Exercise aim: Copy the records below exactly, but leave out any picture they contain.
━━ Provided material
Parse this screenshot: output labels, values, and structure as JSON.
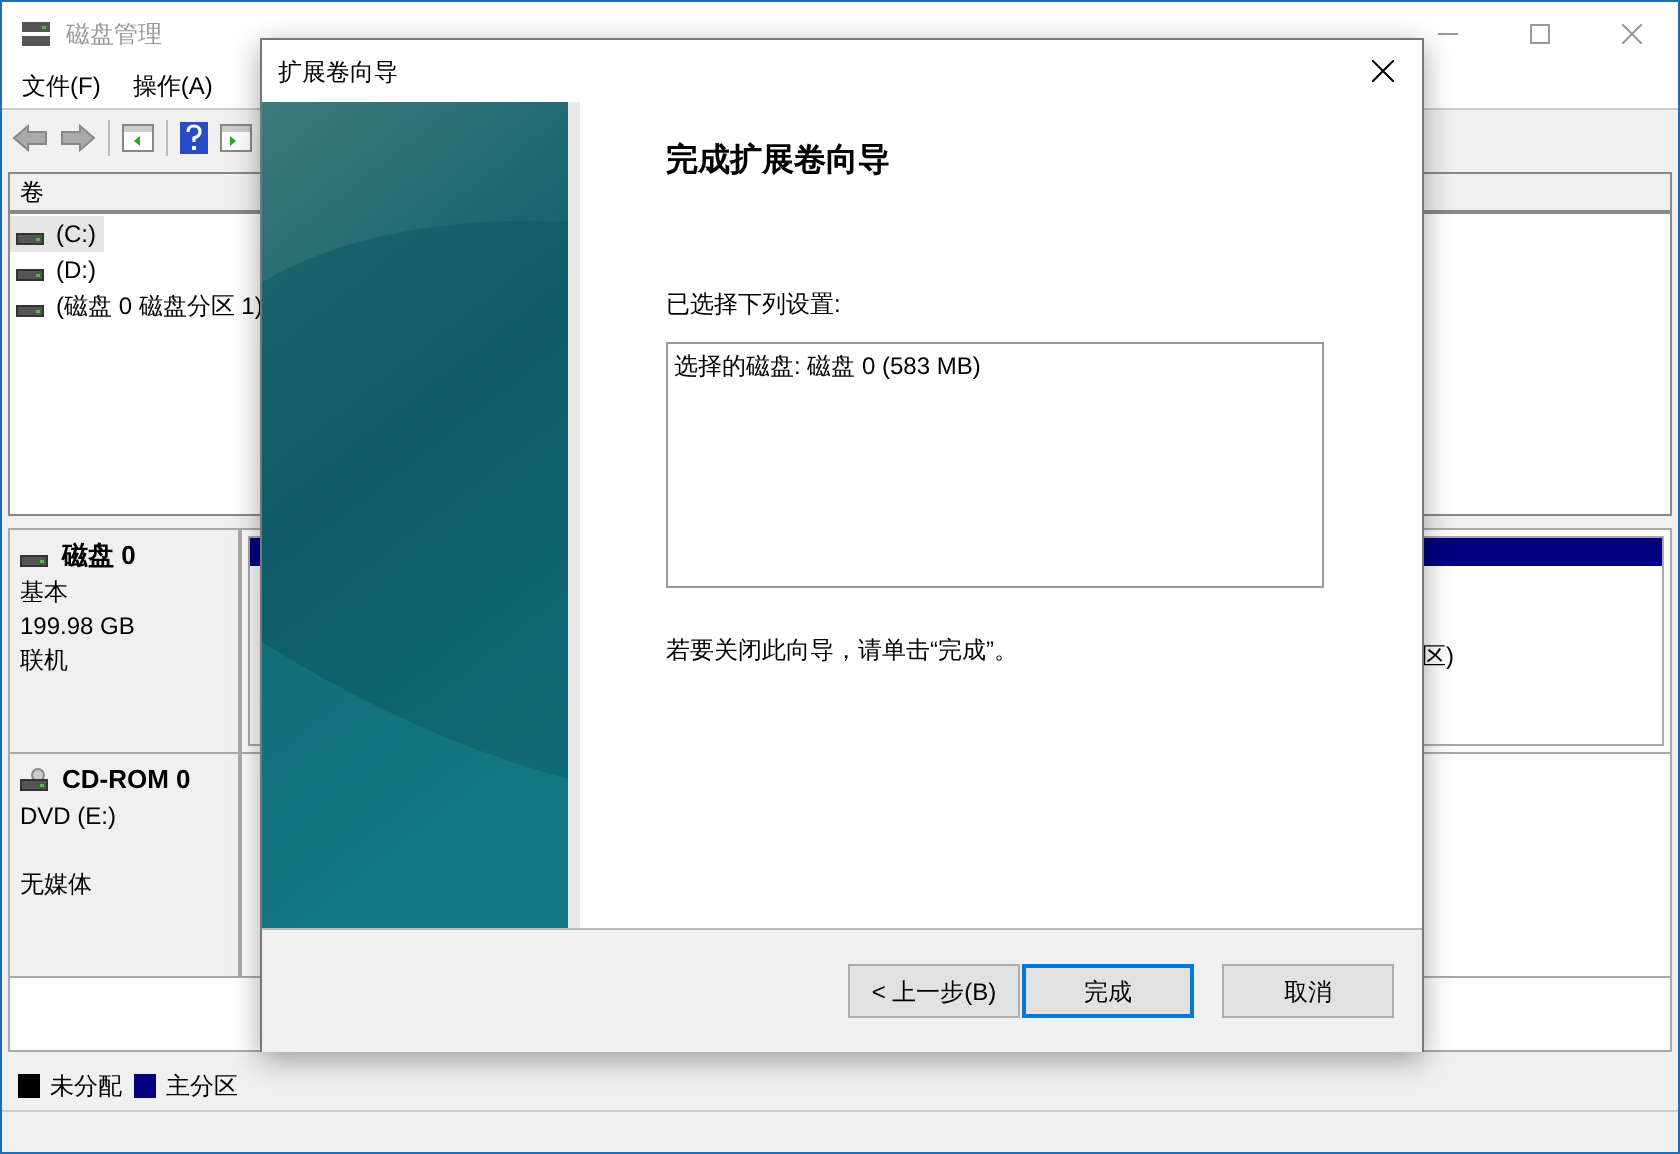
{
  "window": {
    "title": "磁盘管理"
  },
  "menu": [
    {
      "label": "文件(F)"
    },
    {
      "label": "操作(A)"
    }
  ],
  "volume_list": {
    "column": "卷",
    "rows": [
      {
        "name": "(C:)",
        "selected": true
      },
      {
        "name": "(D:)",
        "selected": false
      },
      {
        "name": "(磁盘 0 磁盘分区 1)",
        "selected": false
      }
    ]
  },
  "disks": [
    {
      "kind": "disk",
      "name": "磁盘 0",
      "lines": [
        "基本",
        "199.98 GB",
        "联机"
      ],
      "partition_label": "区)"
    },
    {
      "kind": "cdrom",
      "name": "CD-ROM 0",
      "lines": [
        "DVD (E:)",
        "无媒体"
      ]
    }
  ],
  "legend": [
    {
      "label": "未分配",
      "color": "#000000"
    },
    {
      "label": "主分区",
      "color": "#000080"
    }
  ],
  "dialog": {
    "title": "扩展卷向导",
    "heading": "完成扩展卷向导",
    "settings_label": "已选择下列设置:",
    "settings": "选择的磁盘: 磁盘 0 (583 MB)",
    "hint": "若要关闭此向导，请单击“完成”。",
    "buttons": [
      {
        "label": "< 上一步(B)",
        "default": false
      },
      {
        "label": "完成",
        "default": true
      },
      {
        "label": "取消",
        "default": false
      }
    ]
  }
}
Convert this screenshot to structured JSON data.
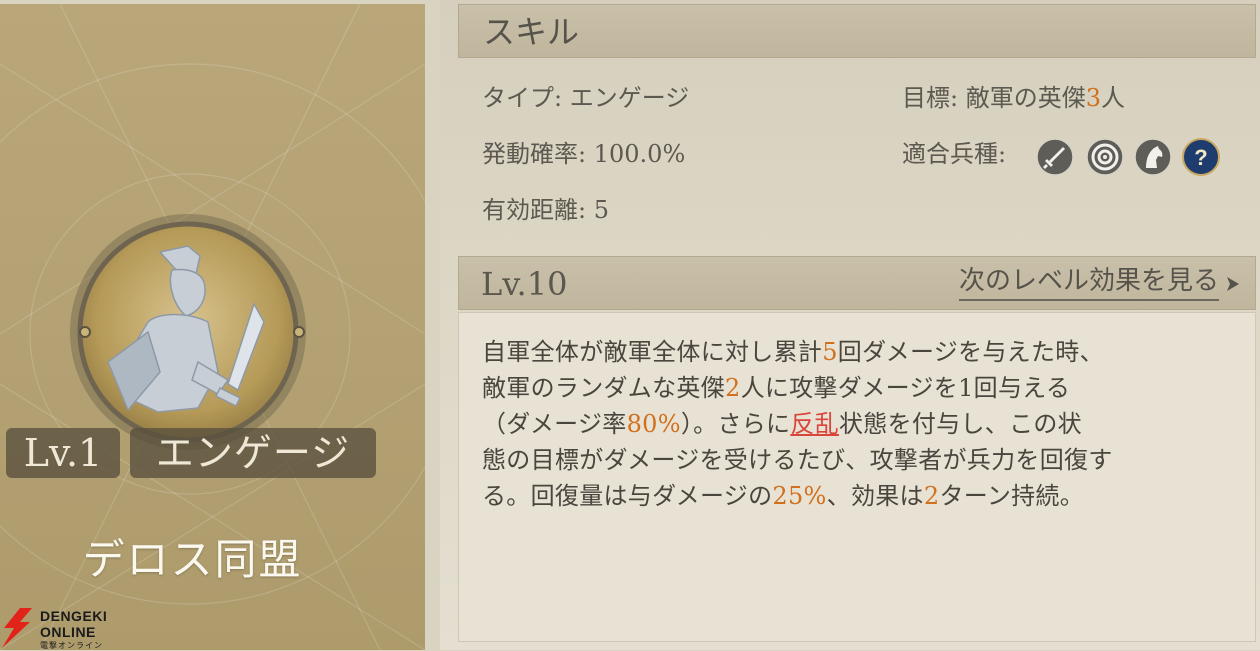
{
  "card": {
    "level_label": "Lv.1",
    "skill_name": "エンゲージ",
    "alliance_name": "デロス同盟"
  },
  "watermark": {
    "line1": "DENGEKI",
    "line2": "ONLINE",
    "line3": "電撃オンライン"
  },
  "skill": {
    "header": "スキル",
    "type_label": "タイプ:",
    "type_value": "エンゲージ",
    "rate_label": "発動確率:",
    "rate_value": "100.0%",
    "range_label": "有効距離:",
    "range_value": "5",
    "target_label": "目標:",
    "target_text": "敵軍の英傑",
    "target_count": "3",
    "target_unit": "人",
    "units_label": "適合兵種:",
    "unit_icons": [
      "sword-icon",
      "target-icon",
      "horse-icon",
      "question-icon"
    ]
  },
  "level": {
    "label": "Lv.10",
    "next_label": "次のレベル効果を見る"
  },
  "description": {
    "l1a": "自軍全体が敵軍全体に対し累計",
    "l1n": "5",
    "l1b": "回ダメージを与えた時、",
    "l2a": "敵軍のランダムな英傑",
    "l2n": "2",
    "l2b": "人に攻撃ダメージを1回与える",
    "l3a": "（ダメージ率",
    "l3n": "80%",
    "l3b": "）。さらに",
    "l3k": "反乱",
    "l3c": "状態を付与し、この状",
    "l4": "態の目標がダメージを受けるたび、攻撃者が兵力を回復す",
    "l5a": "る。回復量は与ダメージの",
    "l5n": "25%",
    "l5b": "、効果は",
    "l5m": "2",
    "l5c": "ターン持続。"
  },
  "colors": {
    "accent_orange": "#d2701e",
    "keyword_red": "#d9453a",
    "card_gold": "#b3a173",
    "icon_navy": "#1f3c6e"
  }
}
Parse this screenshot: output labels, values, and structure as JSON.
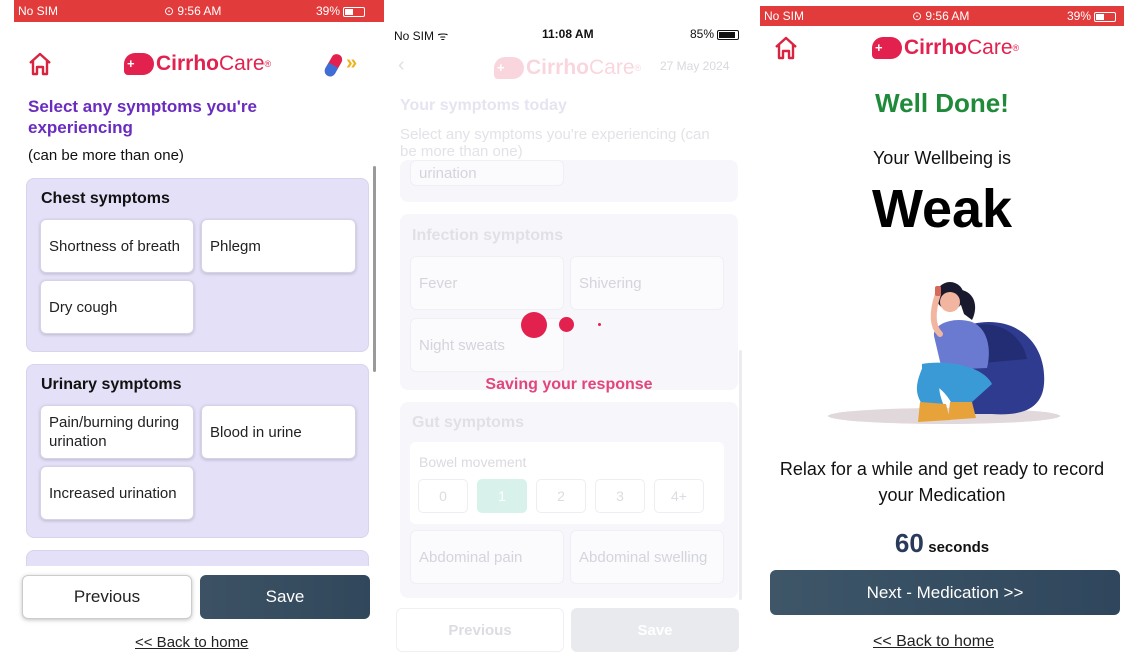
{
  "screen1": {
    "status": {
      "carrier": "No SIM",
      "time": "9:56 AM",
      "battery": "39%"
    },
    "brand": {
      "name_bold": "Cirrho",
      "name_light": "Care",
      "mark": "®"
    },
    "heading": "Select any symptoms you're experiencing",
    "subheading": "(can be more than one)",
    "groups": [
      {
        "title": "Chest symptoms",
        "items": [
          "Shortness of breath",
          "Phlegm",
          "Dry cough"
        ]
      },
      {
        "title": "Urinary symptoms",
        "items": [
          "Pain/burning during urination",
          "Blood in urine",
          "Increased urination"
        ]
      }
    ],
    "previous_label": "Previous",
    "save_label": "Save",
    "back_home": "<< Back to home",
    "colors": {
      "status_bar": "#e23b3b",
      "heading": "#6a2bbf",
      "group_bg": "#e3e0f7",
      "save_btn": "#3a5064"
    }
  },
  "screen2": {
    "status": {
      "carrier": "No SIM",
      "time": "11:08 AM",
      "battery": "85%"
    },
    "brand": {
      "name_bold": "Cirrho",
      "name_light": "Care",
      "mark": "®"
    },
    "date": "27 May 2024",
    "title": "Your symptoms today",
    "subtitle": "Select any symptoms you're experiencing (can be more than one)",
    "partial_item": "urination",
    "infection": {
      "title": "Infection symptoms",
      "items": [
        "Fever",
        "Shivering",
        "Night sweats"
      ]
    },
    "saving_text": "Saving your response",
    "gut": {
      "title": "Gut symptoms",
      "bowel_label": "Bowel movement",
      "options": [
        "0",
        "1",
        "2",
        "3",
        "4+"
      ],
      "selected": "1",
      "items": [
        "Abdominal pain",
        "Abdominal swelling"
      ]
    },
    "previous_label": "Previous",
    "save_label": "Save",
    "colors": {
      "saving": "#e2457a",
      "dots": "#e2214e"
    }
  },
  "screen3": {
    "status": {
      "carrier": "No SIM",
      "time": "9:56 AM",
      "battery": "39%"
    },
    "brand": {
      "name_bold": "Cirrho",
      "name_light": "Care",
      "mark": "®"
    },
    "well_done": "Well Done!",
    "wellbeing_label": "Your Wellbeing is",
    "wellbeing_value": "Weak",
    "relax_text": "Relax for a while and get ready to record your Medication",
    "timer_value": "60",
    "timer_unit": "seconds",
    "next_label": "Next - Medication >>",
    "back_home": "<< Back to home",
    "colors": {
      "well_done": "#1f8a3a",
      "next_btn": "#3a5468"
    }
  }
}
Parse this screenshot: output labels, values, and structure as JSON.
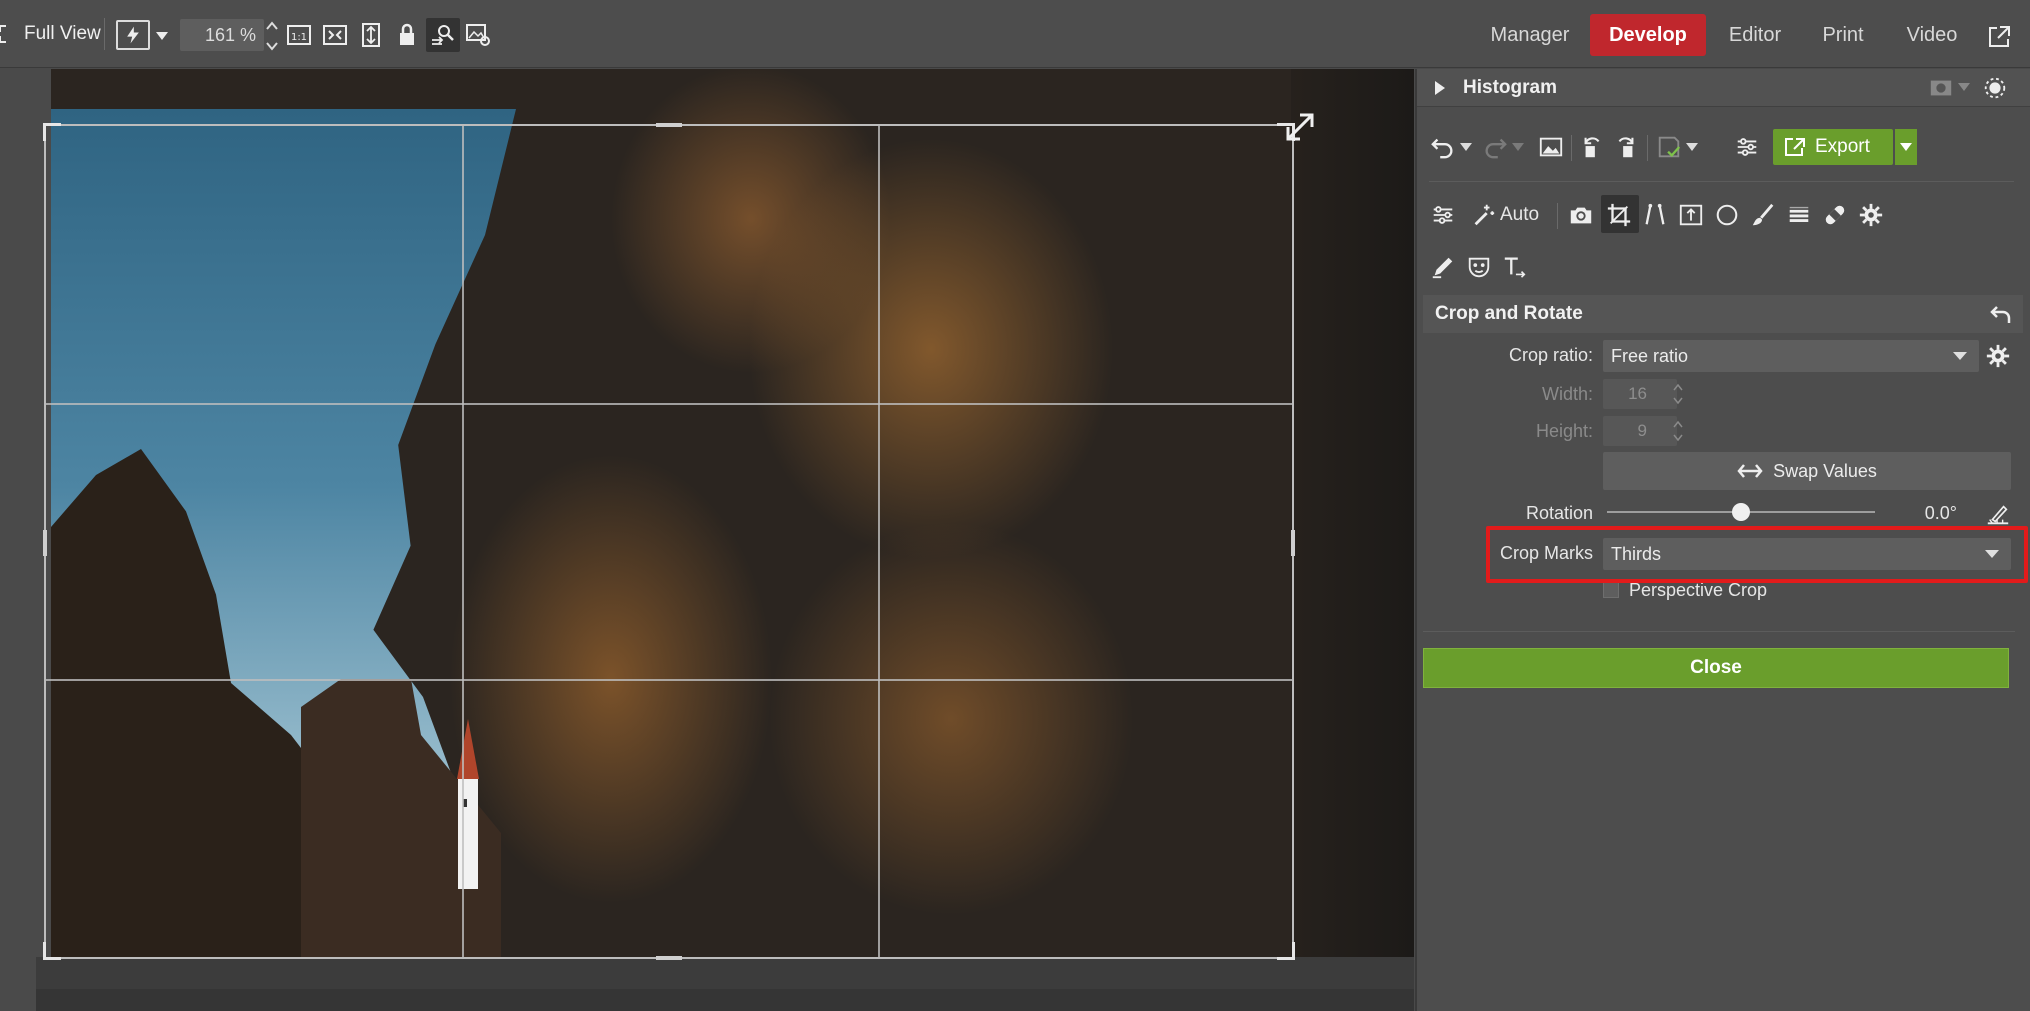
{
  "toolbar": {
    "full_view_label": "Full View",
    "zoom_value": "161 %"
  },
  "nav": {
    "manager": "Manager",
    "develop": "Develop",
    "editor": "Editor",
    "print": "Print",
    "video": "Video"
  },
  "panel": {
    "histogram_title": "Histogram",
    "export_label": "Export",
    "auto_label": "Auto",
    "section_title": "Crop and Rotate",
    "crop_ratio_label": "Crop ratio:",
    "crop_ratio_value": "Free ratio",
    "width_label": "Width:",
    "width_value": "16",
    "height_label": "Height:",
    "height_value": "9",
    "swap_label": "Swap Values",
    "rotation_label": "Rotation",
    "rotation_value": "0.0°",
    "rotation_fraction": 0.5,
    "crop_marks_label": "Crop Marks",
    "crop_marks_value": "Thirds",
    "perspective_label": "Perspective Crop",
    "close_label": "Close"
  },
  "colors": {
    "accent_red": "#c0272d",
    "accent_green": "#6a9e2c",
    "highlight_red": "#e21b1b"
  }
}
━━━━
Result of this task:
Parse this screenshot: output labels, values, and structure as JSON.
{
  "window": {
    "title": "磁盘管理"
  },
  "menu": [
    {
      "label": "文件(F)"
    },
    {
      "label": "操作(A)"
    }
  ],
  "volume_list": {
    "column": "卷",
    "rows": [
      {
        "name": "(C:)",
        "selected": true
      },
      {
        "name": "(D:)",
        "selected": false
      },
      {
        "name": "(磁盘 0 磁盘分区 1)",
        "selected": false
      }
    ]
  },
  "disks": [
    {
      "kind": "disk",
      "name": "磁盘 0",
      "lines": [
        "基本",
        "199.98 GB",
        "联机"
      ],
      "partition_label": "区)"
    },
    {
      "kind": "cdrom",
      "name": "CD-ROM 0",
      "lines": [
        "DVD (E:)",
        "无媒体"
      ]
    }
  ],
  "legend": [
    {
      "label": "未分配",
      "color": "#000000"
    },
    {
      "label": "主分区",
      "color": "#000080"
    }
  ],
  "dialog": {
    "title": "扩展卷向导",
    "heading": "完成扩展卷向导",
    "settings_label": "已选择下列设置:",
    "settings": "选择的磁盘: 磁盘 0 (583 MB)",
    "hint": "若要关闭此向导，请单击“完成”。",
    "buttons": [
      {
        "label": "< 上一步(B)",
        "default": false
      },
      {
        "label": "完成",
        "default": true
      },
      {
        "label": "取消",
        "default": false
      }
    ]
  }
}
Convert this screenshot to structured JSON data.
{
  "card": {
    "level_label": "Lv.1",
    "skill_name": "エンゲージ",
    "alliance_name": "デロス同盟"
  },
  "watermark": {
    "line1": "DENGEKI",
    "line2": "ONLINE",
    "line3": "電撃オンライン"
  },
  "skill": {
    "header": "スキル",
    "type_label": "タイプ:",
    "type_value": "エンゲージ",
    "rate_label": "発動確率:",
    "rate_value": "100.0%",
    "range_label": "有効距離:",
    "range_value": "5",
    "target_label": "目標:",
    "target_text": "敵軍の英傑",
    "target_count": "3",
    "target_unit": "人",
    "units_label": "適合兵種:",
    "unit_icons": [
      "sword-icon",
      "target-icon",
      "horse-icon",
      "question-icon"
    ]
  },
  "level": {
    "label": "Lv.10",
    "next_label": "次のレベル効果を見る"
  },
  "description": {
    "l1a": "自軍全体が敵軍全体に対し累計",
    "l1n": "5",
    "l1b": "回ダメージを与えた時、",
    "l2a": "敵軍のランダムな英傑",
    "l2n": "2",
    "l2b": "人に攻撃ダメージを1回与える",
    "l3a": "（ダメージ率",
    "l3n": "80%",
    "l3b": "）。さらに",
    "l3k": "反乱",
    "l3c": "状態を付与し、この状",
    "l4": "態の目標がダメージを受けるたび、攻撃者が兵力を回復す",
    "l5a": "る。回復量は与ダメージの",
    "l5n": "25%",
    "l5b": "、効果は",
    "l5m": "2",
    "l5c": "ターン持続。"
  },
  "colors": {
    "accent_orange": "#d2701e",
    "keyword_red": "#d9453a",
    "card_gold": "#b3a173",
    "icon_navy": "#1f3c6e"
  }
}
Parse this screenshot: output labels, values, and structure as JSON.
{
  "screen1": {
    "status": {
      "carrier": "No SIM",
      "time": "9:56 AM",
      "battery": "39%"
    },
    "brand": {
      "name_bold": "Cirrho",
      "name_light": "Care",
      "mark": "®"
    },
    "heading": "Select any symptoms you're experiencing",
    "subheading": "(can be more than one)",
    "groups": [
      {
        "title": "Chest symptoms",
        "items": [
          "Shortness of breath",
          "Phlegm",
          "Dry cough"
        ]
      },
      {
        "title": "Urinary symptoms",
        "items": [
          "Pain/burning during urination",
          "Blood in urine",
          "Increased urination"
        ]
      }
    ],
    "previous_label": "Previous",
    "save_label": "Save",
    "back_home": "<< Back to home",
    "colors": {
      "status_bar": "#e23b3b",
      "heading": "#6a2bbf",
      "group_bg": "#e3e0f7",
      "save_btn": "#3a5064"
    }
  },
  "screen2": {
    "status": {
      "carrier": "No SIM",
      "time": "11:08 AM",
      "battery": "85%"
    },
    "brand": {
      "name_bold": "Cirrho",
      "name_light": "Care",
      "mark": "®"
    },
    "date": "27 May 2024",
    "title": "Your symptoms today",
    "subtitle": "Select any symptoms you're experiencing (can be more than one)",
    "partial_item": "urination",
    "infection": {
      "title": "Infection symptoms",
      "items": [
        "Fever",
        "Shivering",
        "Night sweats"
      ]
    },
    "saving_text": "Saving your response",
    "gut": {
      "title": "Gut symptoms",
      "bowel_label": "Bowel movement",
      "options": [
        "0",
        "1",
        "2",
        "3",
        "4+"
      ],
      "selected": "1",
      "items": [
        "Abdominal pain",
        "Abdominal swelling"
      ]
    },
    "previous_label": "Previous",
    "save_label": "Save",
    "colors": {
      "saving": "#e2457a",
      "dots": "#e2214e"
    }
  },
  "screen3": {
    "status": {
      "carrier": "No SIM",
      "time": "9:56 AM",
      "battery": "39%"
    },
    "brand": {
      "name_bold": "Cirrho",
      "name_light": "Care",
      "mark": "®"
    },
    "well_done": "Well Done!",
    "wellbeing_label": "Your Wellbeing is",
    "wellbeing_value": "Weak",
    "relax_text": "Relax for a while and get ready to record your Medication",
    "timer_value": "60",
    "timer_unit": "seconds",
    "next_label": "Next - Medication >>",
    "back_home": "<< Back to home",
    "colors": {
      "well_done": "#1f8a3a",
      "next_btn": "#3a5468"
    }
  }
}
Parse this screenshot: output labels, values, and structure as JSON.
{
  "toolbar": {
    "full_view_label": "Full View",
    "zoom_value": "161 %"
  },
  "nav": {
    "manager": "Manager",
    "develop": "Develop",
    "editor": "Editor",
    "print": "Print",
    "video": "Video"
  },
  "panel": {
    "histogram_title": "Histogram",
    "export_label": "Export",
    "auto_label": "Auto",
    "section_title": "Crop and Rotate",
    "crop_ratio_label": "Crop ratio:",
    "crop_ratio_value": "Free ratio",
    "width_label": "Width:",
    "width_value": "16",
    "height_label": "Height:",
    "height_value": "9",
    "swap_label": "Swap Values",
    "rotation_label": "Rotation",
    "rotation_value": "0.0°",
    "rotation_fraction": 0.5,
    "crop_marks_label": "Crop Marks",
    "crop_marks_value": "Thirds",
    "perspective_label": "Perspective Crop",
    "close_label": "Close"
  },
  "colors": {
    "accent_red": "#c0272d",
    "accent_green": "#6a9e2c",
    "highlight_red": "#e21b1b"
  }
}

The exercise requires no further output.